Task -
Lines holding the word "desc" in the following material must be counted; give only the resulting number.

Data extracts -
◆ ◆ ◆
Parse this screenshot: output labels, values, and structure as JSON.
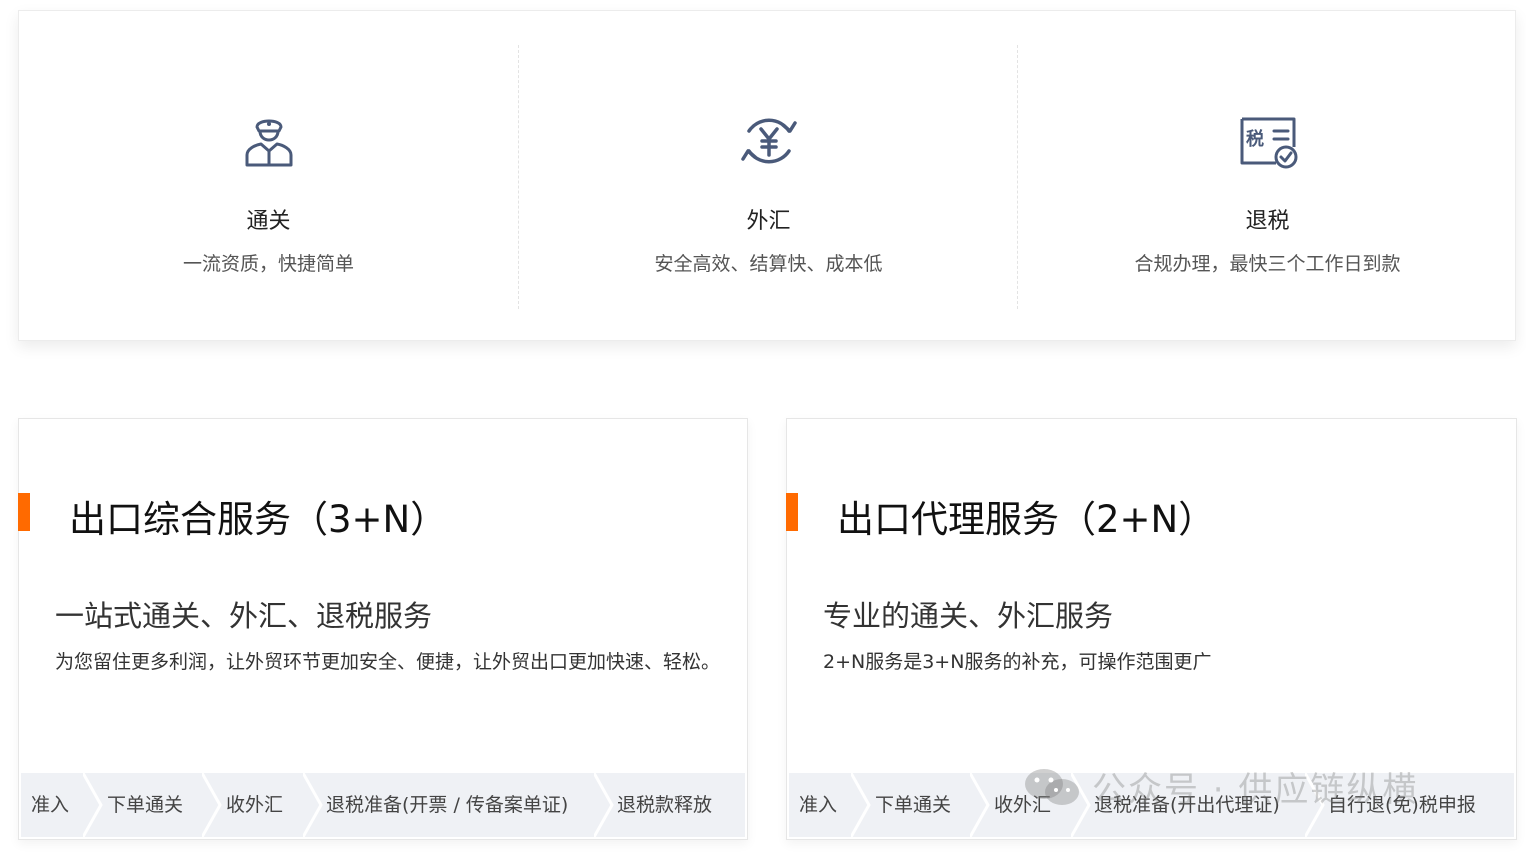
{
  "features": [
    {
      "icon": "customs-officer-icon",
      "title": "通关",
      "desc": "一流资质，快捷简单"
    },
    {
      "icon": "yuan-exchange-icon",
      "title": "外汇",
      "desc": "安全高效、结算快、成本低"
    },
    {
      "icon": "tax-certificate-icon",
      "title": "退税",
      "desc": "合规办理，最快三个工作日到款"
    }
  ],
  "services": [
    {
      "title": "出口综合服务（3+N）",
      "subtitle": "一站式通关、外汇、退税服务",
      "desc": "为您留住更多利润，让外贸环节更加安全、便捷，让外贸出口更加快速、轻松。",
      "steps": [
        "准入",
        "下单通关",
        "收外汇",
        "退税准备(开票 / 传备案单证)",
        "退税款释放"
      ]
    },
    {
      "title": "出口代理服务（2+N）",
      "subtitle": "专业的通关、外汇服务",
      "desc": "2+N服务是3+N服务的补充，可操作范围更广",
      "steps": [
        "准入",
        "下单通关",
        "收外汇",
        "退税准备(开出代理证)",
        "自行退(免)税申报"
      ]
    }
  ],
  "watermark": {
    "text": "公众号 · 供应链纵横"
  },
  "colors": {
    "accent": "#ff6a00",
    "icon": "#4a5a7a",
    "step_bg": "#eff1f5"
  }
}
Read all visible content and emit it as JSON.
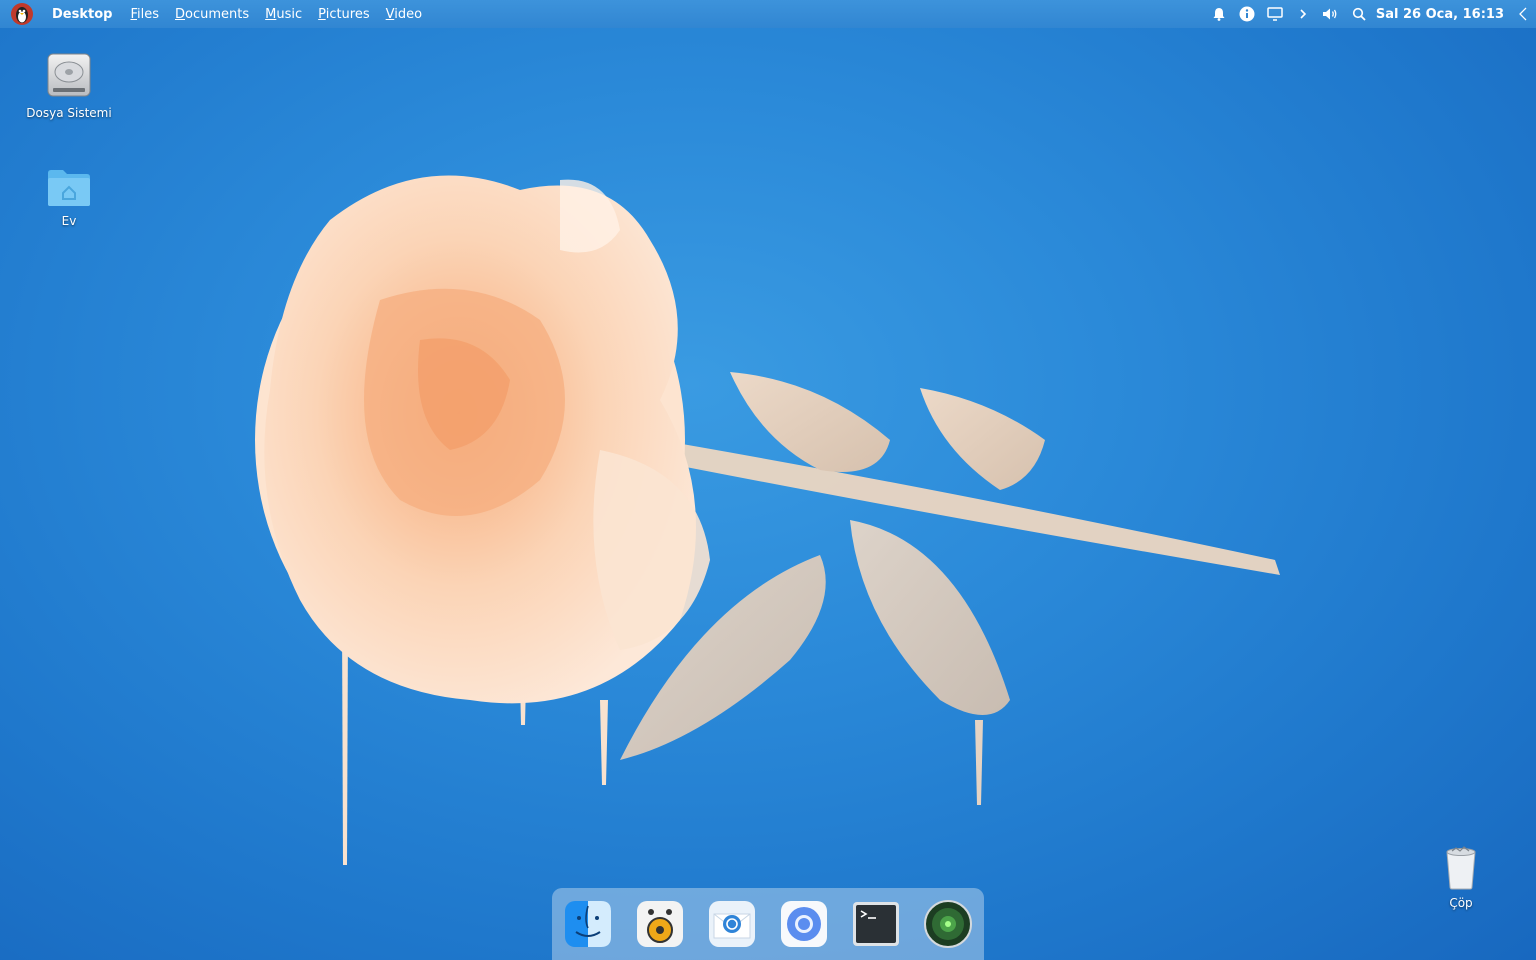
{
  "topbar": {
    "menu": [
      {
        "label": "Desktop"
      },
      {
        "label": "Files"
      },
      {
        "label": "Documents"
      },
      {
        "label": "Music"
      },
      {
        "label": "Pictures"
      },
      {
        "label": "Video"
      }
    ],
    "tray_icons": [
      "bell-icon",
      "info-icon",
      "display-icon",
      "chevron-right-icon",
      "volume-icon",
      "search-icon"
    ],
    "clock": "Sal 26 Oca, 16:13"
  },
  "desktop": {
    "icons": [
      {
        "label": "Dosya Sistemi",
        "icon": "hard-drive-icon"
      },
      {
        "label": "Ev",
        "icon": "home-folder-icon"
      },
      {
        "label": "Çöp",
        "icon": "trash-icon"
      }
    ]
  },
  "dock": {
    "apps": [
      {
        "icon": "finder-icon"
      },
      {
        "icon": "music-player-icon"
      },
      {
        "icon": "mail-icon"
      },
      {
        "icon": "browser-icon"
      },
      {
        "icon": "terminal-icon"
      },
      {
        "icon": "radar-icon"
      }
    ]
  },
  "colors": {
    "background": "#2b8ad9",
    "topbar": "#3589d4",
    "rose": "#f7c8a4"
  }
}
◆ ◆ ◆
Written response -
5